→ WHAT YOU HAVE TO DO:
Please copy every line of the data in which the string "subtitle" appears.

[EXERCISE DATA]

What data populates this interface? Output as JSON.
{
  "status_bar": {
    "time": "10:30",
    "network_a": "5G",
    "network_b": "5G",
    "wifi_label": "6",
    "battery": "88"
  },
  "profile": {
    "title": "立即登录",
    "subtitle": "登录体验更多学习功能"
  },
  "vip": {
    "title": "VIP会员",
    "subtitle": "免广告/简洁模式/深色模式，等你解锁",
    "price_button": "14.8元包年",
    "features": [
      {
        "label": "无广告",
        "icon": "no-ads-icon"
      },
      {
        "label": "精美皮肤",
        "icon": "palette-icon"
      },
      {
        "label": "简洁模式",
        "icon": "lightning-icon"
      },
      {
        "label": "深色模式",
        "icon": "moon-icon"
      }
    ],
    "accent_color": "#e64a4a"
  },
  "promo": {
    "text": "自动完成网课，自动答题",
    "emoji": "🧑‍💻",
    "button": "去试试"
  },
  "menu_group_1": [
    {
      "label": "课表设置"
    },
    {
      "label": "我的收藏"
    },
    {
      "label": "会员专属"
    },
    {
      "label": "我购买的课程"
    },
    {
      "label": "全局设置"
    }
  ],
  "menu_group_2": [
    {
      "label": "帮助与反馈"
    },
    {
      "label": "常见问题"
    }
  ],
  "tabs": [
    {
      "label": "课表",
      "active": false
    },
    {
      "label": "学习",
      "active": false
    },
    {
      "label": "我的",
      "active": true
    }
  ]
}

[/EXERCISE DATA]

→ SOLUTION TO THIS EXERCISE:
    "subtitle": "登录体验更多学习功能"
    "subtitle": "免广告/简洁模式/深色模式，等你解锁",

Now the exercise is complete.